Citizen science provides residents with the opportunity to get involved in the protection and management of their local resources. The CLFLWD offers a variety of citizen science opportunities within the realm of water monitoring and aquatic invasive species prevention.
Citizen Assisted Monitoring Program (CAMP)
Volunteers in this program monitor lake water quality by collecting water samples, taking Secchi transparencies and surface water temperature, and recording basic user perceptions and climate information. All training is provided and typically takes a couple of hours. All equipment including sampling tools and data sheets are also provided. Volunteers in this program collect samples twice a month and store them in their freezer, samples are collected from volunteers twice per season and sent into the Metropolitan Council for analysis. No prior water monitoring experience is needed.
Citizen Assisted Tributary Monitoring (CAT)
The CAT program utilizes trained volunteers to collect water samples at small and flashy drainage points surrounding selected lakes (such as streams, ditches, and culverts) and then deliver those samples to the CLFLWD for analysis using inexpensive, yet accurate, digital colorimeters. Data gathered by this program will help to identify, inform, prioritize, plan, and execute projects that improve the water quality of Forest Lake. All training is provided and typically takes no more than a few hours. All equipment including sampling tools and data sheets are also provided. It is expected that volunteers will spend approximately one hour a week collecting and processing water samples, depending on rainfall. No prior water monitoring experience is needed. Interested in volunteering or learning more? Contact Jess Hall via email or call 651-395-5853.
Zebra Mussel Monitoring
The zebra mussel monitoring program allows the district to keep an eye on existing zebra mussel populations in infested lakes and provides a crucial early detection method for non-infested lakes. Volunteers pick up a sampling plate from CLFLWD after ice out, hang it from their dock for the duration of the summer, and then return the sampling plate to CLFLWD in the fall for analysis. Volunteers who have plates in lakes that are not currently infested with zebra mussels are asked to check their plate monthly so any signs of zebra mussel attachment.

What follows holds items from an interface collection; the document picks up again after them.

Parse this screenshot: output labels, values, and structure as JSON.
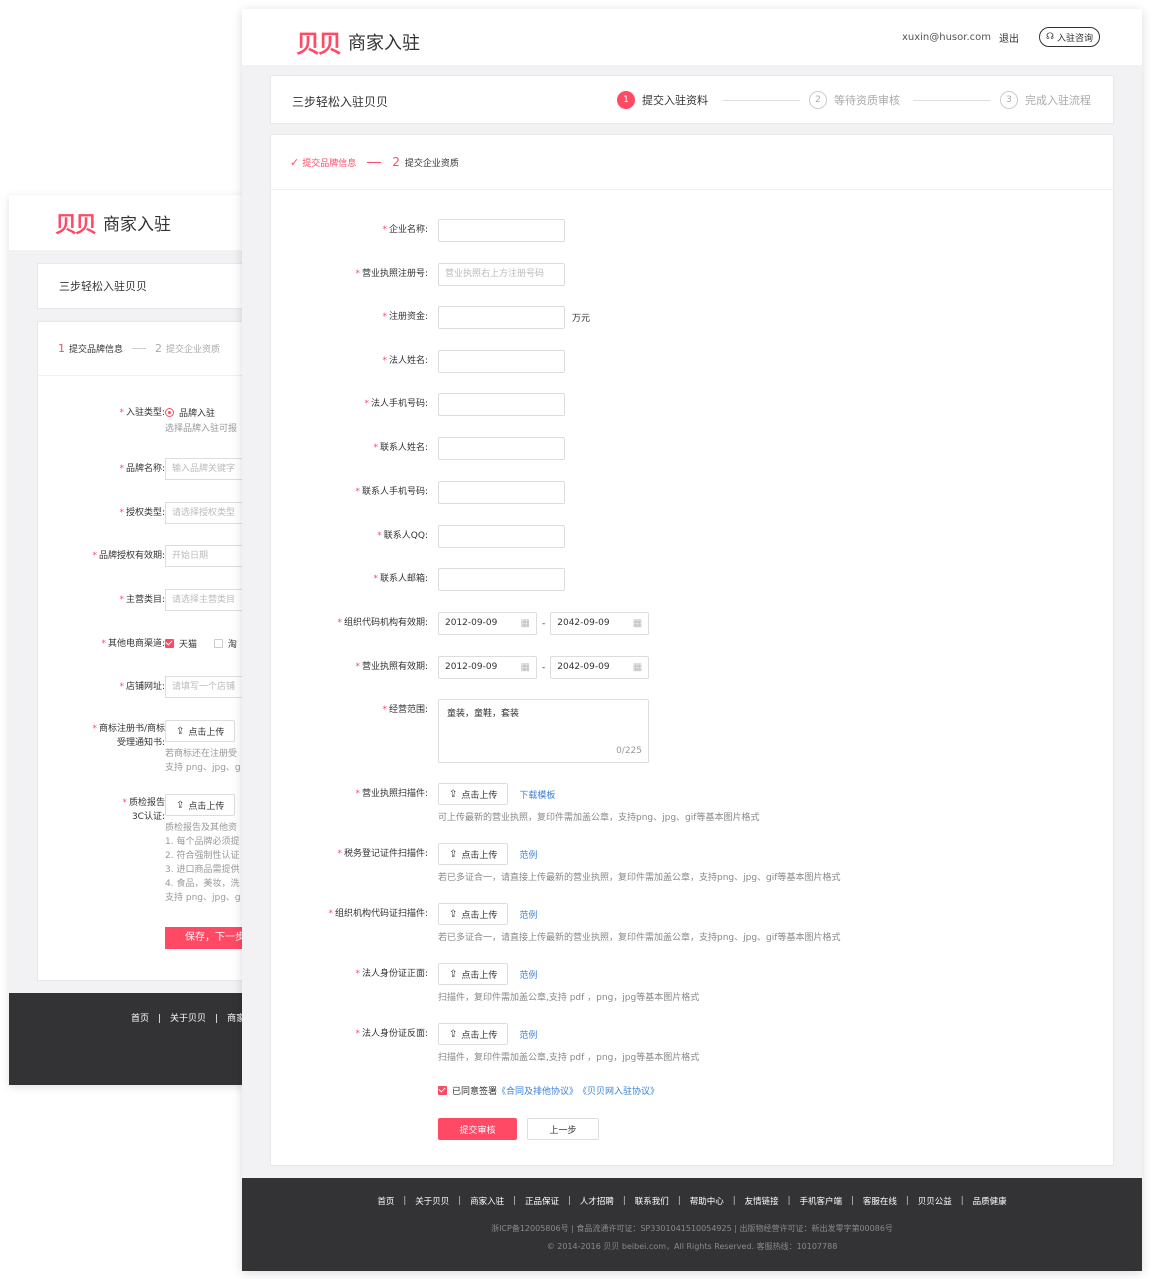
{
  "logo": {
    "mark": "贝贝",
    "text": "商家入驻"
  },
  "header": {
    "email": "xuxin@husor.com",
    "logout": "退出",
    "consult": "入驻咨询"
  },
  "steps": {
    "title": "三步轻松入驻贝贝",
    "items": [
      {
        "num": "1",
        "label": "提交入驻资料"
      },
      {
        "num": "2",
        "label": "等待资质审核"
      },
      {
        "num": "3",
        "label": "完成入驻流程"
      }
    ]
  },
  "back": {
    "subnav": {
      "step1_num": "1",
      "step1": "提交品牌信息",
      "step2_num": "2",
      "step2": "提交企业资质"
    },
    "rows": {
      "type_label": "入驻类型:",
      "type_option": "品牌入驻",
      "type_hint": "选择品牌入驻可报",
      "brand_label": "品牌名称:",
      "brand_placeholder": "输入品牌关键字",
      "auth_label": "授权类型:",
      "auth_placeholder": "请选择授权类型",
      "valid_label": "品牌授权有效期:",
      "valid_placeholder": "开始日期",
      "category_label": "主营类目:",
      "category_placeholder": "请选择主营类目",
      "channel_label": "其他电商渠道:",
      "channel_tmall": "天猫",
      "channel_other": "淘",
      "shop_label": "店铺网址:",
      "shop_placeholder": "请填写一个店铺",
      "trademark_label_1": "商标注册书/商标",
      "trademark_label_2": "受理通知书:",
      "upload": "点击上传",
      "trademark_hint_1": "若商标还在注册受",
      "trademark_hint_2": "支持 png、jpg、g",
      "qc_label_1": "质检报告",
      "qc_label_2": "3C认证:",
      "qc_hint_1": "质检报告及其他资",
      "qc_hint_2": "1. 每个品牌必须提",
      "qc_hint_3": "2. 符合强制性认证",
      "qc_hint_4": "3. 进口商品需提供",
      "qc_hint_5": "4. 食品，美妆，洗",
      "qc_hint_6": "支持 png、jpg、g",
      "save": "保存，下一步"
    },
    "footer_links": "首页　|　关于贝贝　|　商家"
  },
  "front": {
    "subnav": {
      "step1": "提交品牌信息",
      "step2_num": "2",
      "step2": "提交企业资质"
    },
    "fields": [
      {
        "label": "企业名称:",
        "value": ""
      },
      {
        "label": "营业执照注册号:",
        "value": "营业执照右上方注册号码"
      },
      {
        "label": "注册资金:",
        "value": "",
        "unit": "万元"
      },
      {
        "label": "法人姓名:",
        "value": ""
      },
      {
        "label": "法人手机号码:",
        "value": ""
      },
      {
        "label": "联系人姓名:",
        "value": ""
      },
      {
        "label": "联系人手机号码:",
        "value": ""
      },
      {
        "label": "联系人QQ:",
        "value": ""
      },
      {
        "label": "联系人邮箱:",
        "value": ""
      }
    ],
    "dates": [
      {
        "label": "组织代码机构有效期:",
        "start": "2012-09-09",
        "end": "2042-09-09"
      },
      {
        "label": "营业执照有效期:",
        "start": "2012-09-09",
        "end": "2042-09-09"
      }
    ],
    "scope": {
      "label": "经营范围:",
      "value": "童装，童鞋，套装",
      "count": "0/225"
    },
    "uploads": [
      {
        "label": "营业执照扫描件:",
        "button": "点击上传",
        "link": "下载模板",
        "hint": "可上传最新的营业执照，复印件需加盖公章，支持png、jpg、gif等基本图片格式"
      },
      {
        "label": "税务登记证件扫描件:",
        "button": "点击上传",
        "link": "范例",
        "hint": "若已多证合一，请直接上传最新的营业执照，复印件需加盖公章，支持png、jpg、gif等基本图片格式"
      },
      {
        "label": "组织机构代码证扫描件:",
        "button": "点击上传",
        "link": "范例",
        "hint": "若已多证合一，请直接上传最新的营业执照，复印件需加盖公章，支持png、jpg、gif等基本图片格式"
      },
      {
        "label": "法人身份证正面:",
        "button": "点击上传",
        "link": "范例",
        "hint": "扫描件，复印件需加盖公章,支持 pdf ，png，jpg等基本图片格式"
      },
      {
        "label": "法人身份证反面:",
        "button": "点击上传",
        "link": "范例",
        "hint": "扫描件，复印件需加盖公章,支持 pdf ，png，jpg等基本图片格式"
      }
    ],
    "agreement": {
      "text": "已同意签署",
      "link1": "《合同及排他协议》",
      "link2": "《贝贝网入驻协议》"
    },
    "buttons": {
      "submit": "提交审核",
      "prev": "上一步"
    }
  },
  "footer": {
    "links": [
      "首页",
      "关于贝贝",
      "商家入驻",
      "正品保证",
      "人才招聘",
      "联系我们",
      "帮助中心",
      "友情链接",
      "手机客户端",
      "客服在线",
      "贝贝公益",
      "品质健康"
    ],
    "icp": "浙ICP备12005806号 | 食品流通许可证：SP3301041510054925 | 出版物经营许可证：新出发零字第00086号",
    "copyright": "© 2014-2016 贝贝 beibei.com，All Rights Reserved. 客服热线：10107788"
  },
  "colors": {
    "accent": "#ff4965",
    "link": "#3b82d9",
    "footer_bg": "#333336"
  }
}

Aquatic Invasive Species (AIS) Detectors
The AIS Detectors program is offered through the University of Minnesota in conjunction with the Minnesota Aquatic Invasive Species Research Center (MAISRC). The program aims to help protect Minnesota’s life at the lake by empowering community members through its volunteer programs, events, workshops, and other educational offerings. The course has three tracks: community member, AIS professional, and group workshops. The community member track is for those who are planning to volunteer as AIS Detectors and who are not conducting AIS activities professionally. Learn more https://maisrc.umn.edu/ais-detectors
Minnesota Water Stewards
Developed by Freshwater Society in 2013, the Minnesota Water Stewards program is a volunteer program designed to equip community members with the knowledge and skills needed to improve water health at the grassroots level. Stewards are certified by participating in a broad training curriculum designed by experts in the fields of hydrology, stormwater management and groundwater health, water policy, community-based social marketing, landscape assessment, and installation of clean water practices. At the end of the certification process, all Stewards complete a capstone project that improves the health of local water while involving and educating their community. Stewards then become a point of knowledge and influence in their communities.